By ABB Communications
More than ever before, Australian manufacturers are looking to smart new breeds of technology to help them become more productive. The result: a rising number of case studies proving just how much efficiency can be gained from investing.
But as the trading climate for manufacturers becomes more treacherous, it is all too easy to succumb to the sombre mood of ‘doom and gloom’ which is doing its damndest to ensnare industry in its clutches.
According to a recent report from the Australian Industry Group (Ai Group), Business prospects in 2013: Australia’s gap year?, Australia’s CEOs are expecting a tougher trading year in 2013 than they experienced in 2012.
The blame, according to the report, is with the strong Australian dollar, rising energy prices and high labour costs – which together are causing our usually optimistic manufacturing industry to exercise unheralded business caution.
According to the leader of one of the largest equipment suppliers serving the local manufacturing industry, however, businesses would do well to look at the successes of their peers, and grab with both hands the unique opportunities that are characteristic of such uncertain operating conditions.
ABB Australia senior vice president and local division manager of discrete automation and motion, Jussi Rautee, claims 2013 offers unprecedented scope for companies to look inwards, and identify areas for potential improvement.
“By focussing on their core competencies and knowledge, and engaging in process improvements in the areas of risk reduction, cost optimisation and improving efficiency, all manufacturers can achieve operational excellence,” Rautee advises.
In Rautee’s experience, companies that invested in growing their businesses during the ‘boom times’ are now ahead of their competition, and are finding it easier to compete with imported products.

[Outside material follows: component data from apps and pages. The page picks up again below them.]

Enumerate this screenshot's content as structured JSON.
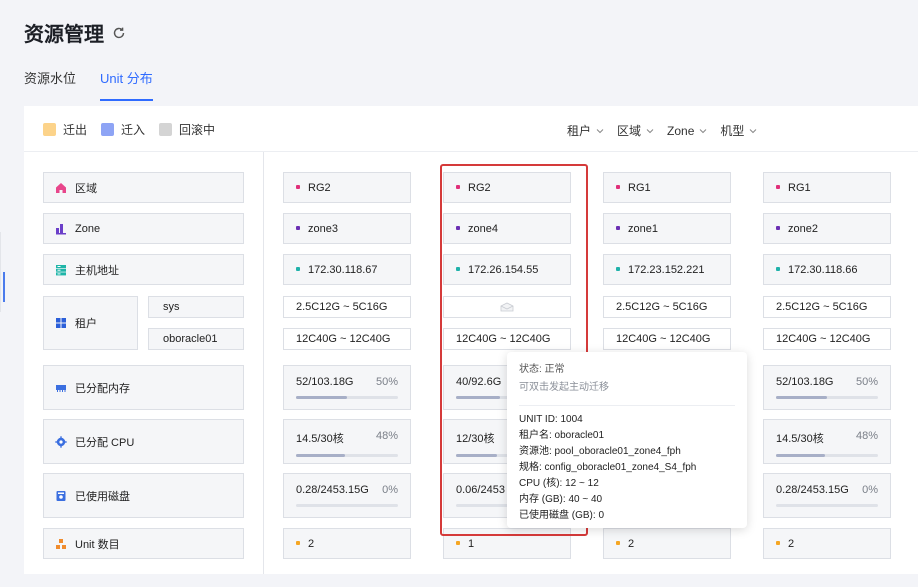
{
  "page": {
    "title": "资源管理",
    "refresh_icon": "refresh-icon"
  },
  "tabs": [
    {
      "label": "资源水位",
      "active": false
    },
    {
      "label": "Unit 分布",
      "active": true
    }
  ],
  "legend": [
    {
      "label": "迁出",
      "color": "#fcd38a"
    },
    {
      "label": "迁入",
      "color": "#8ea4f5"
    },
    {
      "label": "回滚中",
      "color": "#d4d4d4"
    }
  ],
  "filters": [
    "租户",
    "区域",
    "Zone",
    "机型"
  ],
  "rows": {
    "region": {
      "label": "区域",
      "icon": "home-icon"
    },
    "zone": {
      "label": "Zone",
      "icon": "bar-chart-icon"
    },
    "host": {
      "label": "主机地址",
      "icon": "server-icon"
    },
    "tenant": {
      "label": "租户",
      "icon": "grid-icon",
      "sub": [
        "sys",
        "oboracle01"
      ]
    },
    "memory": {
      "label": "已分配内存",
      "icon": "memory-icon"
    },
    "cpu": {
      "label": "已分配 CPU",
      "icon": "cpu-icon"
    },
    "disk": {
      "label": "已使用磁盘",
      "icon": "disk-icon"
    },
    "units": {
      "label": "Unit 数目",
      "icon": "units-icon"
    }
  },
  "colors": {
    "region_dot": "#e0307a",
    "zone_dot": "#6b2fb3",
    "host_dot": "#20b2aa",
    "unit_dot": "#f5a623",
    "accent": "#2f6bff",
    "highlight": "#d53a3a"
  },
  "columns": [
    {
      "region": "RG2",
      "zone": "zone3",
      "host": "172.30.118.67",
      "sys": "2.5C12G ~ 5C16G",
      "tenant2": "12C40G ~ 12C40G",
      "memory": "52/103.18G",
      "memory_pct": "50%",
      "memory_level": 0.5,
      "cpu": "14.5/30核",
      "cpu_pct": "48%",
      "cpu_level": 0.48,
      "disk": "0.28/2453.15G",
      "disk_pct": "0%",
      "disk_level": 0.0,
      "units": "2"
    },
    {
      "region": "RG2",
      "zone": "zone4",
      "host": "172.26.154.55",
      "sys": "",
      "tenant2": "12C40G ~ 12C40G",
      "memory": "40/92.6G",
      "memory_pct": "",
      "memory_level": 0.43,
      "cpu": "12/30核",
      "cpu_pct": "",
      "cpu_level": 0.4,
      "disk": "0.06/2453",
      "disk_pct": "",
      "disk_level": 0.0,
      "units": "1"
    },
    {
      "region": "RG1",
      "zone": "zone1",
      "host": "172.23.152.221",
      "sys": "2.5C12G ~ 5C16G",
      "tenant2": "12C40G ~ 12C40G",
      "memory": "",
      "memory_pct": "",
      "memory_level": 0.0,
      "cpu": "",
      "cpu_pct": "",
      "cpu_level": 0.0,
      "disk": "",
      "disk_pct": "",
      "disk_level": 0.0,
      "units": "2"
    },
    {
      "region": "RG1",
      "zone": "zone2",
      "host": "172.30.118.66",
      "sys": "2.5C12G ~ 5C16G",
      "tenant2": "12C40G ~ 12C40G",
      "memory": "52/103.18G",
      "memory_pct": "50%",
      "memory_level": 0.5,
      "cpu": "14.5/30核",
      "cpu_pct": "48%",
      "cpu_level": 0.48,
      "disk": "0.28/2453.15G",
      "disk_pct": "0%",
      "disk_level": 0.0,
      "units": "2"
    }
  ],
  "tooltip": {
    "status": "状态: 正常",
    "hint": "可双击发起主动迁移",
    "lines": [
      "UNIT ID: 1004",
      "租户名: oboracle01",
      "资源池: pool_oboracle01_zone4_fph",
      "规格: config_oboracle01_zone4_S4_fph",
      "CPU (核): 12 ~ 12",
      "内存 (GB): 40 ~ 40",
      "已使用磁盘 (GB): 0"
    ]
  }
}
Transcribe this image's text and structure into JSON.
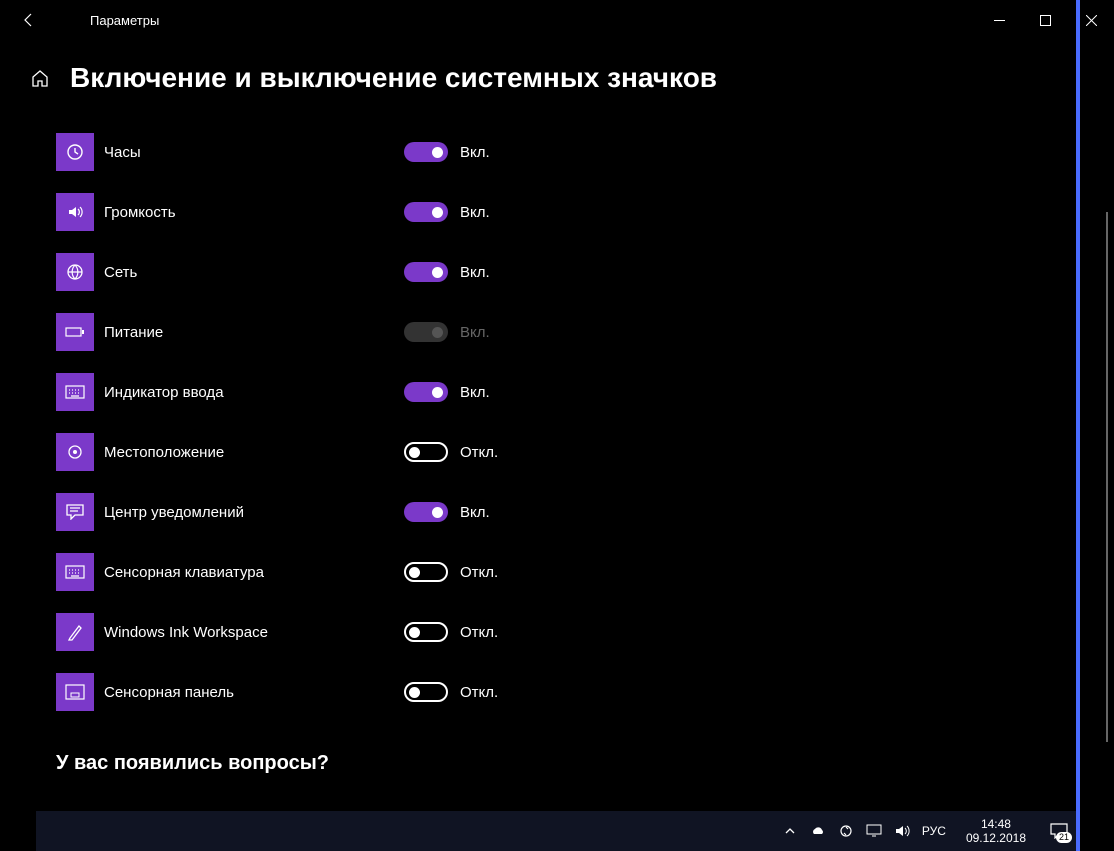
{
  "window": {
    "title": "Параметры"
  },
  "page": {
    "heading": "Включение и выключение системных значков",
    "question": "У вас появились вопросы?"
  },
  "state_labels": {
    "on": "Вкл.",
    "off": "Откл."
  },
  "settings": [
    {
      "id": "clock",
      "label": "Часы",
      "on": true,
      "enabled": true,
      "icon": "clock"
    },
    {
      "id": "volume",
      "label": "Громкость",
      "on": true,
      "enabled": true,
      "icon": "volume"
    },
    {
      "id": "network",
      "label": "Сеть",
      "on": true,
      "enabled": true,
      "icon": "globe"
    },
    {
      "id": "power",
      "label": "Питание",
      "on": true,
      "enabled": false,
      "icon": "battery"
    },
    {
      "id": "input-indicator",
      "label": "Индикатор ввода",
      "on": true,
      "enabled": true,
      "icon": "keyboard"
    },
    {
      "id": "location",
      "label": "Местоположение",
      "on": false,
      "enabled": true,
      "icon": "target"
    },
    {
      "id": "action-center",
      "label": "Центр уведомлений",
      "on": true,
      "enabled": true,
      "icon": "message"
    },
    {
      "id": "touch-keyboard",
      "label": "Сенсорная клавиатура",
      "on": false,
      "enabled": true,
      "icon": "keyboard"
    },
    {
      "id": "windows-ink",
      "label": "Windows Ink Workspace",
      "on": false,
      "enabled": true,
      "icon": "pen"
    },
    {
      "id": "touchpad",
      "label": "Сенсорная панель",
      "on": false,
      "enabled": true,
      "icon": "touchpad"
    }
  ],
  "taskbar": {
    "language": "РУС",
    "time": "14:48",
    "date": "09.12.2018",
    "notification_count": "21"
  }
}
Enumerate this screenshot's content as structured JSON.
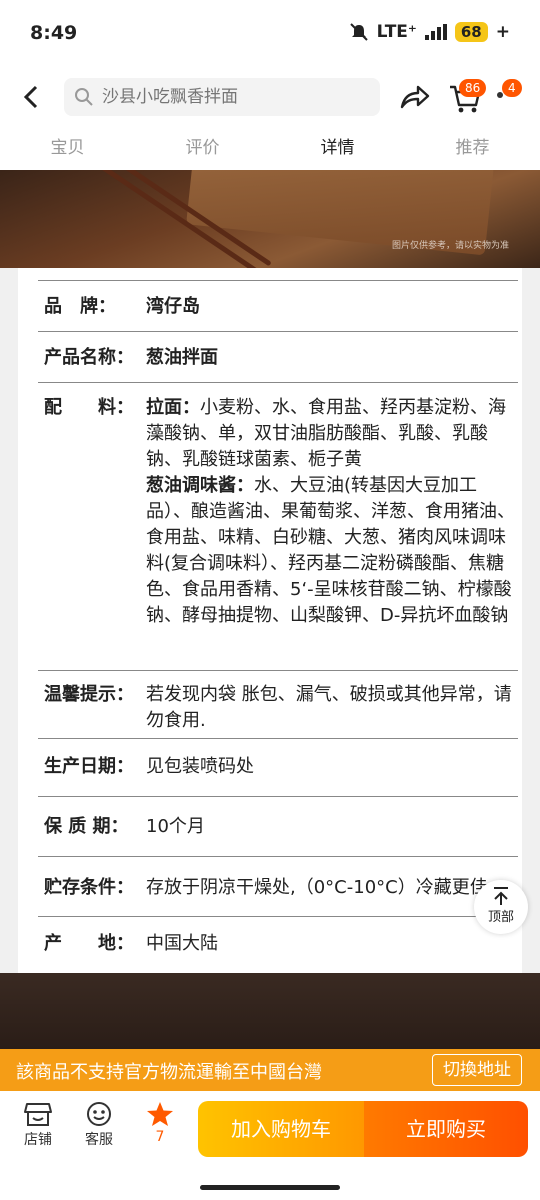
{
  "status_bar": {
    "time": "8:49",
    "network": "LTE⁺",
    "battery": "68"
  },
  "header": {
    "search_placeholder": "沙县小吃飘香拌面",
    "cart_count": "86",
    "more_count": "4"
  },
  "tabs": [
    {
      "label": "宝贝"
    },
    {
      "label": "评价"
    },
    {
      "label": "详情"
    },
    {
      "label": "推荐"
    }
  ],
  "hero": {
    "note": "图片仅供参考，请以实物为准"
  },
  "specs": {
    "brand": {
      "label": "品　牌：",
      "value": "湾仔岛"
    },
    "name": {
      "label": "产品名称：",
      "value": "葱油拌面"
    },
    "ingredients": {
      "label": "配　　料：",
      "noodle_title": "拉面：",
      "noodle_text": "小麦粉、水、食用盐、羟丙基淀粉、海藻酸钠、单，双甘油脂肪酸酯、乳酸、乳酸钠、乳酸链球菌素、栀子黄",
      "sauce_title": "葱油调味酱：",
      "sauce_text": "水、大豆油(转基因大豆加工品）、酿造酱油、果葡萄浆、洋葱、食用猪油、食用盐、味精、白砂糖、大葱、猪肉风味调味料(复合调味料）、羟丙基二淀粉磷酸酯、焦糖色、食品用香精、5‘-呈味核苷酸二钠、柠檬酸钠、酵母抽提物、山梨酸钾、D-异抗坏血酸钠"
    },
    "tips": {
      "label": "温馨提示：",
      "value": "若发现内袋 胀包、漏气、破损或其他异常，请勿食用."
    },
    "production_date": {
      "label": "生产日期：",
      "value": "见包装喷码处"
    },
    "shelf_life": {
      "label": "保 质 期：",
      "value": "10个月"
    },
    "storage": {
      "label": "贮存条件：",
      "value": "存放于阴凉干燥处,（0°C-10°C）冷藏更佳"
    },
    "origin": {
      "label": "产　　地：",
      "value": "中国大陆"
    }
  },
  "back_to_top": {
    "label": "顶部"
  },
  "notice": {
    "text": "該商品不支持官方物流運輸至中國台灣",
    "button": "切換地址"
  },
  "bottom_bar": {
    "shop_label": "店铺",
    "service_label": "客服",
    "favorite_count": "7",
    "add_to_cart": "加入购物车",
    "buy_now": "立即购买"
  },
  "colors": {
    "accent": "#ff5000",
    "notice_bg": "#f59d16",
    "favorite_star": "#ff5a00"
  }
}
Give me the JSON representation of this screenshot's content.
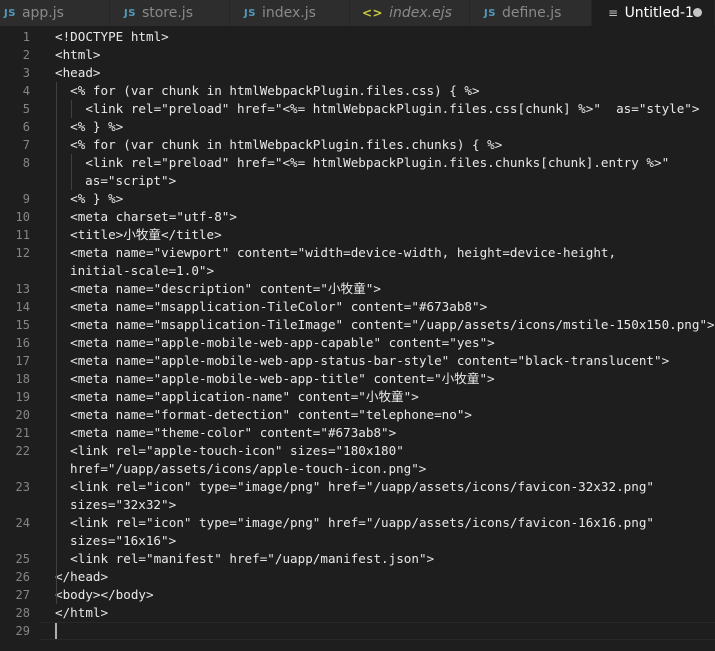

While today’s economic climate is less stable, Rautee suggests that manufacturers can learn from these case studies, and perform similar – even smaller – improvements to help them get ahead of the game.
“Across the board, companies that invest in intellectual property (IP) and research and development (R&D) and more likely to be stable. In short, manufacturers that are finding ways to provide higher value to their customers are surviving.”
Efficiency for productivity
It is clear that manufacturers need to become more efficient if they hope to compete with global competition, however there are various ways companies can both improve their efficiency and lower their production costs.
Improving efficiency in the area of energy use is one of the simplest, and also most effective, ways to get ahead.
“Get back to basics and improve what you are good at, but do it 20 percent cheaper, for example, by cutting down on energy consumption."
ABB offers detailed energy appraisals for manufacturers looking to reduce their energy consumption, along with a simple – and free – Energy Calculator App that allows users to calculate the energy savings they can achieve on a typical pump or fan load by replacing direct-on-line control with a variable-speed drive.
ABB provides a complete line-up of products designed to improve production performance while lowering environmental impact, such as the ACS880 range of drive modules, with each unit incorporating an energy optimiser, energy efficiency information for monitoring and saving energy, and built-in safety features for simplified configuration.
ABB’s synchronous reluctance motor (SynRm) technology is another example of energy-saving technology, offering customers a high output range (compared to the same IEC frame size traditional motor), and the possibility to achieve IE 4 super premium efficiency down to the 11 kW power level.
ABB also offers variable speed drives with in-built energy calculations, including energy used, saved kWh, CO2 reduction and money saved, helping the user finetune processes to ensure optimal energy use.
Further, the latest safety innovations are found in ABB drives, such as an in-built ‘safe torque off’ function that removes all torque from the motor shaft and prevents unexpected start-up.